But of course things won’t always go that smoothly, as most tactical RPG’s do you’ll be put in awkward situations at times. Where your group may split up, you may be surrounded by opponents or even worse, have to rescue someone you cannot control. Such elements force you to work in haste opening up the risk of been defeated and make it much more difficult to reach sufficient Sin – which in turn increases the temptation to use the Destiny Plume. The one good thing though is no enemy re-enforcements will appear out of no-where akin Fire Emblem.

Occasionally you will be forced into two or even three consecutive battles without been able to return to the map screen as well. This prohibits access to a shop or an ability to properly save your game. There is thankfully temporary relief via a Quick Save option which stores you progress to a certain point, a file which deletes itself upon reload (it saves independently to your main file, so don’t fret). It can help break up a long battle if need be, but remember that is it’s only purpose – you can’t abuse if things go wrong. You’ll just have to reload your main file from your last proper save. Such is the challenge of tactical RPGs.

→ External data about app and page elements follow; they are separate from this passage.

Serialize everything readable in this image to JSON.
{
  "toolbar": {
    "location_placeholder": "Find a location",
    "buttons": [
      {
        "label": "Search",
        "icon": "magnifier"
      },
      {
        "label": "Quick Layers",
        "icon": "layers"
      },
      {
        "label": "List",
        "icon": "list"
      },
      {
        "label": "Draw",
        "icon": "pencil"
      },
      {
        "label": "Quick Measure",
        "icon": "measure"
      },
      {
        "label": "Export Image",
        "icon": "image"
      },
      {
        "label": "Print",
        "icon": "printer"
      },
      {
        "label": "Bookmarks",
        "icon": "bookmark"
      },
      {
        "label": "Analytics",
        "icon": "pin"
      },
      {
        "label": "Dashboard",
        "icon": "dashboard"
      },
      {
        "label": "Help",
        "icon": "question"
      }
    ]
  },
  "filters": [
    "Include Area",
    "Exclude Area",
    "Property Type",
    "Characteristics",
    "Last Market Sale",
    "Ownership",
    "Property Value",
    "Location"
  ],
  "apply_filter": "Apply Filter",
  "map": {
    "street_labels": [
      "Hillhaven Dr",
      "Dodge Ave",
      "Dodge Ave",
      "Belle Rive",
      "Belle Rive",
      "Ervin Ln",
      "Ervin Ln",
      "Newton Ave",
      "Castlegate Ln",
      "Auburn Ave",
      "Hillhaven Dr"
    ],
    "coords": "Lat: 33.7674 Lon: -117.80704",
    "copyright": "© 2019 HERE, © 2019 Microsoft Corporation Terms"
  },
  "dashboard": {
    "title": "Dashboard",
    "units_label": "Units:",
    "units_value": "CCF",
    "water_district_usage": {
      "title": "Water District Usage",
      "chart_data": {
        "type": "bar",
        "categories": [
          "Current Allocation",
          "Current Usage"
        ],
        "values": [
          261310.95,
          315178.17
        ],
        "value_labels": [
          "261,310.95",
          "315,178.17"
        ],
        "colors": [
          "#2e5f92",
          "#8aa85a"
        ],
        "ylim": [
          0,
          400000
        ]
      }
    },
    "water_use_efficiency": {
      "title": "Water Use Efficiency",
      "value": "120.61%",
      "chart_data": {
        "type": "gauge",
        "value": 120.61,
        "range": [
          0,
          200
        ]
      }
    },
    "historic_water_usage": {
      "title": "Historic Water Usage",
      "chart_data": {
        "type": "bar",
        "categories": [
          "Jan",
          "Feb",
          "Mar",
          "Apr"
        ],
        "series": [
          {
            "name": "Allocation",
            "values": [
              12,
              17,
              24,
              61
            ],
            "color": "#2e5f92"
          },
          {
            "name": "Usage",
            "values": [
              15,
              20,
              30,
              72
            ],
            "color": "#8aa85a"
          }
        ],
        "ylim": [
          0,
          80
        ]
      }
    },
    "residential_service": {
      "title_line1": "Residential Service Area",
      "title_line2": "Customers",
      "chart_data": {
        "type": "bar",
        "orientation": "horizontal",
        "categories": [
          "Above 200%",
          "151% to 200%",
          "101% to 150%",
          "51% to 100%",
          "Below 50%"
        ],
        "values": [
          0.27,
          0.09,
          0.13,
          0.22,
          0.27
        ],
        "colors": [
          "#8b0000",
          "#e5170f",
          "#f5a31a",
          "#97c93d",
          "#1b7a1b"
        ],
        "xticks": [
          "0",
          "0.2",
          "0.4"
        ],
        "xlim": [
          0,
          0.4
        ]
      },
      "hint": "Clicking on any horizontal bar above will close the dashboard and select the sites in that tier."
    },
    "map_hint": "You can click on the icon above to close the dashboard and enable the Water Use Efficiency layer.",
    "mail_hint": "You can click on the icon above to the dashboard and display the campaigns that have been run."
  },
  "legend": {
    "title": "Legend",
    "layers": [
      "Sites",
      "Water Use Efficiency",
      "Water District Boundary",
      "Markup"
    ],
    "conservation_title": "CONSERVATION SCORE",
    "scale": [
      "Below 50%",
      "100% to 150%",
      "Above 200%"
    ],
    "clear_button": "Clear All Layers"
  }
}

Outside of battles you travel from a limited amount of towns available at a time, one usually contains a shop, to purchase better weapons, armor and stock up on items. And course you can sell older equipment to increase available funds. In towns there is also a tavern, a great information source which can at times also direct you to bonus optional battles. These battles have nothing to do with the main story, nor do they have any Sin requirements. They are simply an additional opportunity to build exp & money (OTH).

Will you try enduring battles with all of your allies and skills, or take the easy way out with the Destiny Plume – at the cost of losing allies and affecting the ending of the game? Either way, you have a Sin requirement to reach while working to build Wyl’s strength & resolve to be able to become strong enough for vengeance against the Valkyrie.

Summary:

Story: Quite an unusual theme to an RPG, but I think that is what makes this one standout, it provides you with a unique and intriguing platform unlike many others. No overdone save the world nonsense here. It is the real feature of the game. If you want a story that offers something different you must consider this. 9/10

Gameplay: Somewhat unique in the world of tactical RPG’s, but at times equally frustrating. Typically you just hop around seiging opponents with 3-4 characters at a time, rinse and repeat. Really there is not a whole lot more to it than that, other then of course been thrown different variables to make it harder to achieve, which increases the temptation to use the fated Destiny Plume. 7/10

Graphics: For a DS, it’s pretty good. Good old sprites for most of the part, with the odd quality looking movie sequence in-between. Certainly suffice. 7.5/10

Music/Sound: The soundtrack to go with the game is enjoyable, they really help intensify battles. Sound affects for weapons etc are average but do the job. There is also some voice acting during battles, but not of a quality to be really interested in. (But you can turn the voice acting off if you wish – an option which should be available more often!) 7/10

Replay Factor: There are three different endings, and you can carry over equipment from previous completed files which can give the game a little more life. But it’s only really 10-15 hours long, and the gameplay can be rather tedious after a while, one siege after another – or frustrating battle restarts because you didn’t get enough Sin. There is reason to replay for at least a better ending and go down a few different paths, post game dungeon, but it’s not a game you’d want to replay too often. It’s unlikely to surpass 50 hours in total, including all the endings. 6/10

Final Thoughts: The game offers one of the most unique concepts with its story, sadly though the remaining elements of the game don’t quite support it well enough. It’s certainly worth looking at for its unique value, but unless you are a fan of tactical RPG’s or Valkyrie Profile you’re probably better off looking elsewhere.

Overall Rating: 7.2/10

Opinion by Fayt.